When people think of play, they automatically think of children engaging in physical exercises such as tag, ball games, or playing on slides and swings – in other words, kids exploring their physical environments. Play has been shown to be a key component in development in a child’s early years – even the United Nations High Commission for Human Rights has recognized it as a right for every child! But although physical play is the first thing that comes to mind, this is not the only kind of play. In fact, there is another type of play – imaginative or pretend play – that has caught the eye of many researchers, educators, and psychologists because of the many benefits it may provide.
According to Laura E. Berk, renowned professor and researcher in the field of child development, imaginative play stimulates the senses and generates opportunities for exploration and creative thinking that can help your little one improve various language, emotional, social, and cognitive skills – including creativity, impulse inhibition, and empathy!

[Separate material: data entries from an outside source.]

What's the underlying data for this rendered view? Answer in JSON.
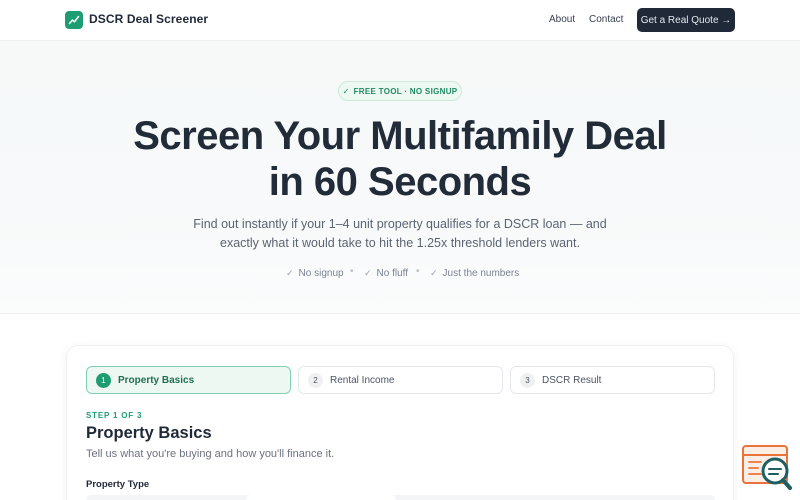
{
  "header": {
    "brand": "DSCR Deal Screener",
    "nav": {
      "about": "About",
      "contact": "Contact"
    },
    "cta": "Get a Real Quote →",
    "logo_icon": "trend-chart-icon"
  },
  "hero": {
    "badge": "FREE TOOL · NO SIGNUP",
    "title_line1": "Screen Your Multifamily Deal",
    "title_line2": "in 60 Seconds",
    "subtitle_line1": "Find out instantly if your 1–4 unit property qualifies for a DSCR loan — and",
    "subtitle_line2": "exactly what it would take to hit the 1.25x threshold lenders want.",
    "bullets": [
      "No signup",
      "No fluff",
      "Just the numbers"
    ],
    "separator": "•",
    "check": "✓"
  },
  "wizard": {
    "steps": [
      {
        "num": "1",
        "label": "Property Basics",
        "active": true
      },
      {
        "num": "2",
        "label": "Rental Income",
        "active": false
      },
      {
        "num": "3",
        "label": "DSCR Result",
        "active": false
      }
    ],
    "step_of": "STEP 1 OF 3",
    "title": "Property Basics",
    "subtitle": "Tell us what you're buying and how you'll finance it.",
    "field_label": "Property Type"
  },
  "colors": {
    "accent": "#1f9d72",
    "dark": "#1f2937",
    "widget_orange": "#e8743b",
    "widget_teal": "#1e5f63"
  }
}
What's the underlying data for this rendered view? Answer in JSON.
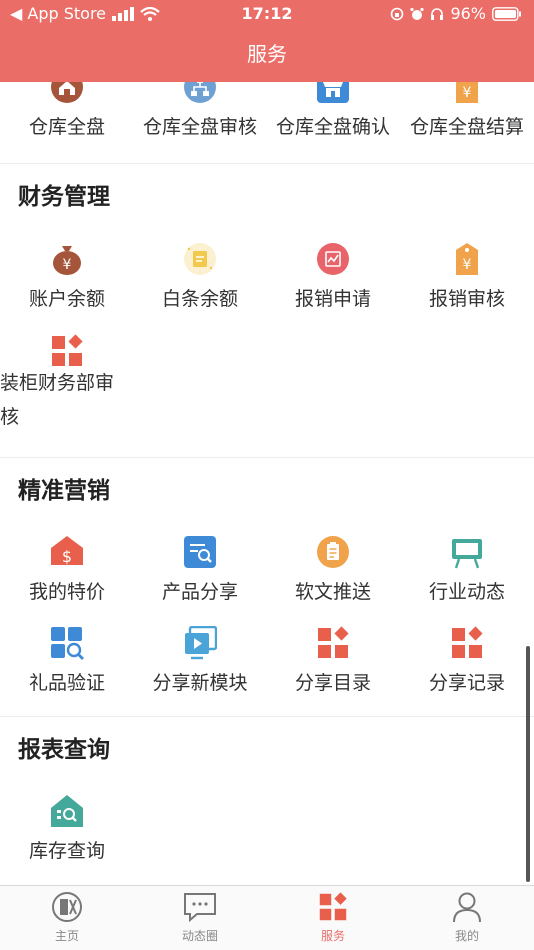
{
  "status_bar": {
    "back_app": "◀ App Store",
    "time": "17:12",
    "battery": "96%"
  },
  "nav": {
    "title": "服务"
  },
  "warehouse_section": {
    "items": [
      {
        "label": "仓库全盘",
        "icon": "warehouse-icon"
      },
      {
        "label": "仓库全盘审核",
        "icon": "org-chart-icon"
      },
      {
        "label": "仓库全盘确认",
        "icon": "store-icon"
      },
      {
        "label": "仓库全盘结算",
        "icon": "yen-tag-icon"
      }
    ]
  },
  "finance_section": {
    "title": "财务管理",
    "items": [
      {
        "label": "账户余额",
        "icon": "money-bag-icon"
      },
      {
        "label": "白条余额",
        "icon": "note-icon"
      },
      {
        "label": "报销申请",
        "icon": "chart-circle-icon"
      },
      {
        "label": "报销审核",
        "icon": "yen-tag-icon"
      }
    ],
    "extra_item": {
      "label_line1": "装柜财务部审",
      "label_line2": "核",
      "icon": "grid-diamond-icon"
    }
  },
  "marketing_section": {
    "title": "精准营销",
    "items": [
      {
        "label": "我的特价",
        "icon": "dollar-tag-icon"
      },
      {
        "label": "产品分享",
        "icon": "search-doc-icon"
      },
      {
        "label": "软文推送",
        "icon": "clipboard-icon"
      },
      {
        "label": "行业动态",
        "icon": "easel-icon"
      },
      {
        "label": "礼品验证",
        "icon": "grid-search-icon"
      },
      {
        "label": "分享新模块",
        "icon": "video-icon"
      },
      {
        "label": "分享目录",
        "icon": "grid-diamond-icon"
      },
      {
        "label": "分享记录",
        "icon": "grid-diamond-icon"
      }
    ]
  },
  "report_section": {
    "title": "报表查询",
    "items": [
      {
        "label": "库存查询",
        "icon": "house-search-icon"
      }
    ]
  },
  "tabbar": {
    "items": [
      {
        "label": "主页",
        "icon": "home-icon"
      },
      {
        "label": "动态圈",
        "icon": "chat-icon"
      },
      {
        "label": "服务",
        "icon": "grid-diamond-icon",
        "active": true
      },
      {
        "label": "我的",
        "icon": "person-icon"
      }
    ]
  },
  "colors": {
    "accent": "#eb6d67",
    "brown": "#a5553a",
    "blue": "#3e8ad6",
    "orange": "#f0a34a",
    "teal": "#44a99a"
  }
}
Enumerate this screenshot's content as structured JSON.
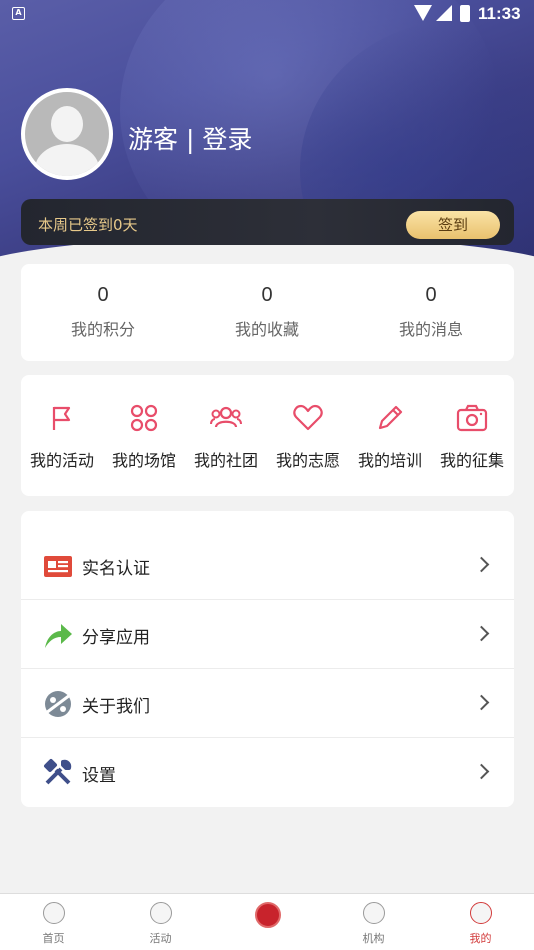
{
  "status_bar": {
    "time": "11:33"
  },
  "profile": {
    "name": "游客 | 登录"
  },
  "checkin": {
    "text": "本周已签到0天",
    "button": "签到"
  },
  "stats": [
    {
      "value": "0",
      "label": "我的积分"
    },
    {
      "value": "0",
      "label": "我的收藏"
    },
    {
      "value": "0",
      "label": "我的消息"
    }
  ],
  "features": [
    {
      "label": "我的活动",
      "icon": "flag-icon"
    },
    {
      "label": "我的场馆",
      "icon": "venue-icon"
    },
    {
      "label": "我的社团",
      "icon": "group-icon"
    },
    {
      "label": "我的志愿",
      "icon": "heart-icon"
    },
    {
      "label": "我的培训",
      "icon": "pencil-icon"
    },
    {
      "label": "我的征集",
      "icon": "camera-icon"
    }
  ],
  "menu": [
    {
      "label": "实名认证",
      "icon": "id-card-icon",
      "color": "#e04a3a"
    },
    {
      "label": "分享应用",
      "icon": "share-arrow-icon",
      "color": "#5bb94a"
    },
    {
      "label": "关于我们",
      "icon": "planet-icon",
      "color": "#7d8a96"
    },
    {
      "label": "设置",
      "icon": "tools-icon",
      "color": "#3f4f8a"
    }
  ],
  "tabs": [
    {
      "label": "首页"
    },
    {
      "label": "活动"
    },
    {
      "label": ""
    },
    {
      "label": "机构"
    },
    {
      "label": "我的"
    }
  ],
  "colors": {
    "accent": "#e84d6a",
    "active_tab": "#d23b3b",
    "header": "#4a4f9c"
  }
}
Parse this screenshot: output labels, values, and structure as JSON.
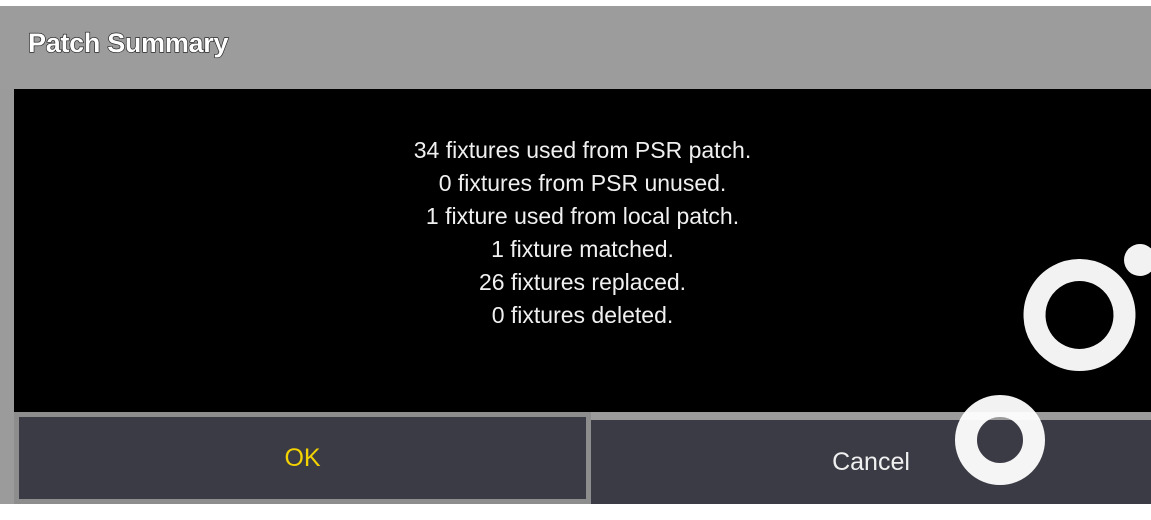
{
  "dialog": {
    "title": "Patch Summary",
    "messages": [
      "34 fixtures used from PSR patch.",
      "0 fixtures from PSR unused.",
      "1 fixture used from local patch.",
      "1 fixture matched.",
      "26 fixtures replaced.",
      "0 fixtures deleted."
    ],
    "buttons": {
      "ok_label": "OK",
      "cancel_label": "Cancel"
    }
  },
  "colors": {
    "title_bar": "#9c9c9c",
    "body_background": "#000000",
    "button_background": "#3b3b46",
    "ok_text": "#f2d200",
    "message_text": "#f0f0f0"
  },
  "watermark": {
    "icon": "watermark-logo-icon"
  }
}
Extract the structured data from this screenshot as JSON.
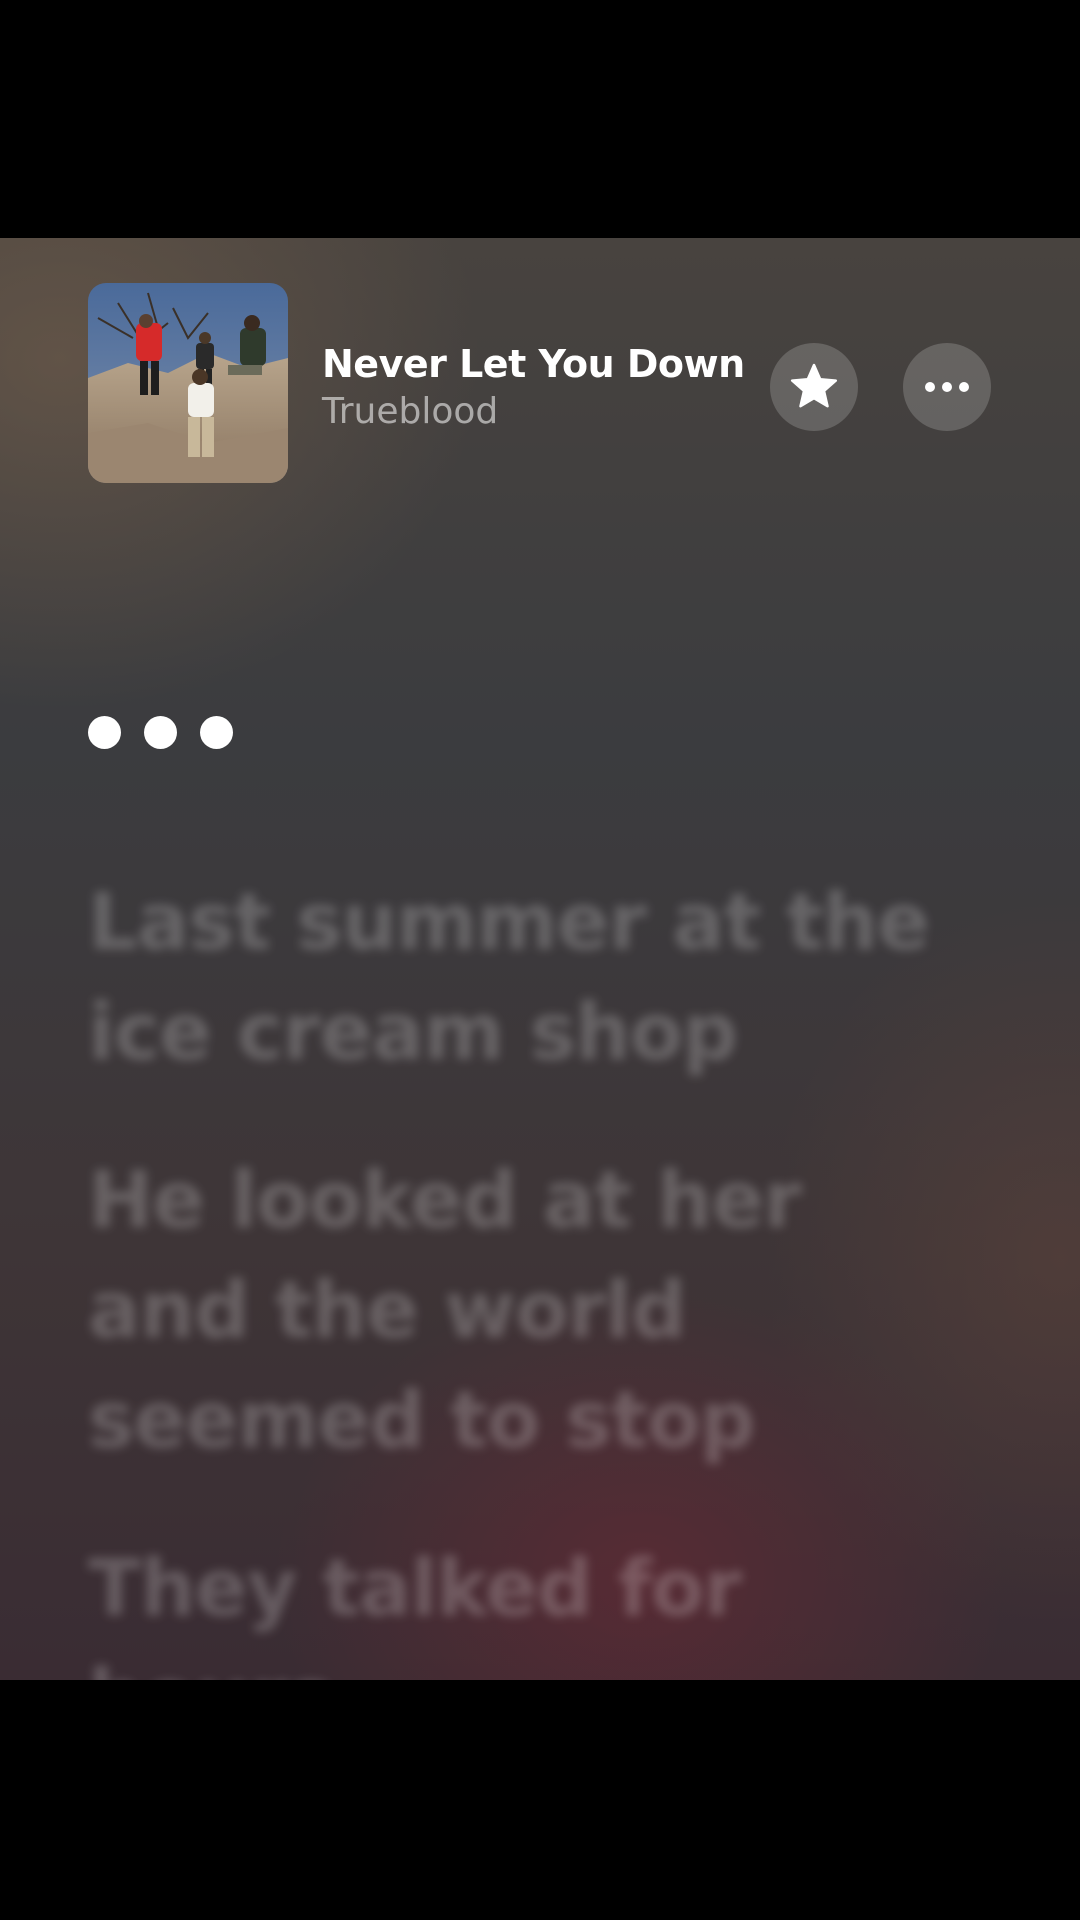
{
  "now_playing": {
    "title": "Never Let You Down",
    "artist": "Trueblood",
    "favorite_icon": "star-icon",
    "more_icon": "ellipsis-icon"
  },
  "lyrics": {
    "lines": [
      "Last summer at the ice cream shop",
      "He looked at her and the world seemed to stop",
      "They talked for hours"
    ]
  },
  "colors": {
    "text_primary": "#ffffff",
    "text_secondary": "rgba(255,255,255,0.55)",
    "button_bg": "rgba(255,255,255,0.18)"
  }
}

Given the importance of pretend play, many parents may wonder at what age does pretend play start to emerge in children?